      • Every school, club, and organization that sponsors athletic activities should be prepared to respond to a collapsed athlete with an acute cardiac emergency. An emergency response plan for SCA with written policies and procedures is recommended to ensure an efficient and structured response to a cardiac emergency.
      • An emergency response plan for SCA including access to an AED increases the likelihood of bystander CPR, reduces the time to defibrillation, and improves survival from SCA.
      • Successful programs require an organized and practiced response, an established communication method to activate the emergency medical services (EMS) system, and rescuers trained and equipped to provide CPR and defibrillation.
      • The strongest predictor of survival after SCA is a short time interval from arrest to defibrillation (shock). However, even the best EMS systems can have delays; the average time from 9-1-1 call to arrival on scene for an SCA victim is 6-8 minutes. In the U.S., the average survival rate for out-of-hospital cardiac arrest is < 8%.
      • Research has shown that having on-site AEDs available in public locations such as schools, airports, and casinos to treat SCA increases the survival rate approximately 10 times (to greater than 60-80%!).
      • Many people wonder if AEDs are safe to use. While training is helpful, AEDs come with simple instructions including voice and visual prompts and can be used by any lay responder. The AED will not provide a shock to the heart unless an abnormal heart rhythm is detected.

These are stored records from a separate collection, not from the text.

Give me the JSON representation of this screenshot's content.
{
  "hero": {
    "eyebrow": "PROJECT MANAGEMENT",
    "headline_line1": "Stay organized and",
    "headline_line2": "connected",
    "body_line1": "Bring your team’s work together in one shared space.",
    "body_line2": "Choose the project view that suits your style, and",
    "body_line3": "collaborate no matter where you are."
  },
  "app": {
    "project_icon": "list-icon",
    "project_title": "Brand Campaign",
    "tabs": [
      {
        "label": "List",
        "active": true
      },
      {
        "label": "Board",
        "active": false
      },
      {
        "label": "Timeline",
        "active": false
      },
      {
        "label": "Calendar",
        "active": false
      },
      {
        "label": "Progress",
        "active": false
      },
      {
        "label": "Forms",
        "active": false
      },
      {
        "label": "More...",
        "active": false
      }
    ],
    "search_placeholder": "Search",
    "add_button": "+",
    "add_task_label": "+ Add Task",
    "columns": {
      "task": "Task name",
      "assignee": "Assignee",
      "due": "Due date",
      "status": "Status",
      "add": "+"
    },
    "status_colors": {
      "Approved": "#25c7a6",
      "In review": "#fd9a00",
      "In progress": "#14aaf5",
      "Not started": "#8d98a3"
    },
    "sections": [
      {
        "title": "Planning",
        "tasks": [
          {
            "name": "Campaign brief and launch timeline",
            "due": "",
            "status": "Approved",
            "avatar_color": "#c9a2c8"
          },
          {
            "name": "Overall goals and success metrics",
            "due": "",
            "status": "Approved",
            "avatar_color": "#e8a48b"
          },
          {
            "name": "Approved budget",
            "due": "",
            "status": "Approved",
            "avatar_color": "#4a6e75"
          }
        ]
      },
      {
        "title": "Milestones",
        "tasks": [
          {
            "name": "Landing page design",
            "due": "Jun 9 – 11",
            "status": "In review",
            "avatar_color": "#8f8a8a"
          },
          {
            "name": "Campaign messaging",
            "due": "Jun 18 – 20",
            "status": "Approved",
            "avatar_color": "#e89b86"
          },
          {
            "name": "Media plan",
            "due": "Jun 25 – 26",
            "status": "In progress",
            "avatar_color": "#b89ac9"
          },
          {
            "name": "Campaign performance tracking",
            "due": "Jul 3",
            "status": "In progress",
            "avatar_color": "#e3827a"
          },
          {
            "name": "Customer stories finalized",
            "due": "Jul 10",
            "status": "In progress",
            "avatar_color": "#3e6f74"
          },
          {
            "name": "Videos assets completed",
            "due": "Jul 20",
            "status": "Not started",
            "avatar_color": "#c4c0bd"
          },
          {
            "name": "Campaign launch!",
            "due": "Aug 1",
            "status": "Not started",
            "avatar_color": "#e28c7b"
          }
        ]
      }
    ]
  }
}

      Recognition of SCA:

      • Prompt recognition of SCA is the first step to an efficient emergency response.
      • Coaches, sports medicine professionals, and other anticipated first responders to SCA in an athlete must maintain a high index of suspicion for SCA in any collapsed and unresponsive athlete.
      • SCA should be assumed in any collapsed AND unresponsive athlete, especially with no head trauma, and the emergency response activated.
      • Delayed recognition of SCA can lead to critical delays or even failure to activate the EMS system, initiate CPR, and provide early defibrillation.
      • Resuscitation also can be delayed because SCA is mistaken for a seizure. Brief seizure-like activity or involuntary arm and leg movements occur in over 50% of young athletes with SCA.  Thus, seizure = SCA until proven otherwise.
      • Another challenge to recognizing SCA in athletes includes inaccurate rescuer assessment of pulse or respirations. Occasional gasping can occur in the first minutes after SCA and can be misinterpreted as normal breathing.


      Management of SCA:

      • Treatment of SCA begins with early recognition, early CPR (starting with chest compressions), and early defibrillation.
      • The American Heart Association emphasizes the time sensitive interventions for victims of SCA and has outlined four critical steps in a “Chain of Survival” to save lives in the event of a cardiovascular emergency:
        • Early recognition of the emergency and activation of the local EMS system (call 9-1-1)
        • Early cardiopulmonary resuscitation (CPR)
        • Early defibrillation (AED)
        • Early advanced life support and cardiovascular care (Hospital)
        • If a player collapses and is unresponsive, rescuers should:

      1)    Call 9-1-1

      2)    Begin chest compressions (CPR)

      3)    Retrieve and apply an AED as soon as possible.

      • All efforts should be made to minimize interruptions in chest compressions both before and after defibrillation.